EXERCISE:
Pick every line out of the entries below that holds the string "curve", and report them.

DATASET ENTRIES:

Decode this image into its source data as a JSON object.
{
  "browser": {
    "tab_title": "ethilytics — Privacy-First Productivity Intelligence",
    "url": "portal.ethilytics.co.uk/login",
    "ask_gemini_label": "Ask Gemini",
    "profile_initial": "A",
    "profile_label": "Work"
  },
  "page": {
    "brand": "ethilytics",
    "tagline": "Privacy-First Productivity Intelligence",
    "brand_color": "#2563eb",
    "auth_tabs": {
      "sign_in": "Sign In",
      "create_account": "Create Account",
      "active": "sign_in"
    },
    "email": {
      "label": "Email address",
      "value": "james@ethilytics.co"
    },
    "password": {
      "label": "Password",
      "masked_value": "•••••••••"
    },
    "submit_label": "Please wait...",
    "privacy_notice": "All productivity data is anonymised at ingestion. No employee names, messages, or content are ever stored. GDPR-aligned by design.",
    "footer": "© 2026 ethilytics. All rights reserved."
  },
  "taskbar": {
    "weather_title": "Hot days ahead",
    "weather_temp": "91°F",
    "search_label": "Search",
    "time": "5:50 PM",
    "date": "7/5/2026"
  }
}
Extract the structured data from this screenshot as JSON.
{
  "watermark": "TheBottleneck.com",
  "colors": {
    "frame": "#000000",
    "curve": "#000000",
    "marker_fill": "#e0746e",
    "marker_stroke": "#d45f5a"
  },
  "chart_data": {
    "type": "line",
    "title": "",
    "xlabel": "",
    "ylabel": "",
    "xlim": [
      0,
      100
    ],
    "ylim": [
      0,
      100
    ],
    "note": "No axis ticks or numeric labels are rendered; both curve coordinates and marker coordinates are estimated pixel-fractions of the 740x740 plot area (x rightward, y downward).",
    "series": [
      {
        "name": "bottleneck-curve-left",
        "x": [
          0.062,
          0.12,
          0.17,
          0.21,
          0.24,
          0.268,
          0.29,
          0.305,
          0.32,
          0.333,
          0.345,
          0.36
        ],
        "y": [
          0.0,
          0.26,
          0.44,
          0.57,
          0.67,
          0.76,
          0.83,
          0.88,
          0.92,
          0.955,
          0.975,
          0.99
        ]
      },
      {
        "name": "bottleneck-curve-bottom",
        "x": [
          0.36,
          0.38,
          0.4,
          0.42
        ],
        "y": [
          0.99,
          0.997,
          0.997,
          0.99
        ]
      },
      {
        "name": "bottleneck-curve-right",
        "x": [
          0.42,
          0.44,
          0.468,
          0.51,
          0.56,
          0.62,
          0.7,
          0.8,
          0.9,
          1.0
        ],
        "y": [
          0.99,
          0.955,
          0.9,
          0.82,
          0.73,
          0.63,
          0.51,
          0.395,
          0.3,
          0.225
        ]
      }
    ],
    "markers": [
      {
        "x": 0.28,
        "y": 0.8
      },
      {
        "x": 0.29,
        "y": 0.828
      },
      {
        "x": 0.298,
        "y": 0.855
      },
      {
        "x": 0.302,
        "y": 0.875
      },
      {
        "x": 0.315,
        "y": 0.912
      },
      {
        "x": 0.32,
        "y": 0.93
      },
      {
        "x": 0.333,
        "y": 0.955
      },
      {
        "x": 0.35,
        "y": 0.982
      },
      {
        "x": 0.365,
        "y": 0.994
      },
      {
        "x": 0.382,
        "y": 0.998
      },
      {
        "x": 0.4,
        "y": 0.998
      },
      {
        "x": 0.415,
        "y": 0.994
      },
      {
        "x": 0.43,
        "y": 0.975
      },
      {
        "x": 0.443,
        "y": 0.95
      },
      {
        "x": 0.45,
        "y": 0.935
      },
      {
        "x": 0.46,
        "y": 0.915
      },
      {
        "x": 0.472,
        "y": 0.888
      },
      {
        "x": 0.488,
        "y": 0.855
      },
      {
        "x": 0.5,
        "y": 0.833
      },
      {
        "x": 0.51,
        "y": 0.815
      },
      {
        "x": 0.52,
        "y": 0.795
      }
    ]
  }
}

EXERCISE RESPONSE:
    "curve": "#000000",
    "note": "No axis ticks or numeric labels are rendered; both curve coordinates and marker coordinates are estimated pixel-fractions of the 740x740 plot area (x rightward, y downward).",
        "name": "bottleneck-curve-left",
        "name": "bottleneck-curve-bottom",
        "name": "bottleneck-curve-right",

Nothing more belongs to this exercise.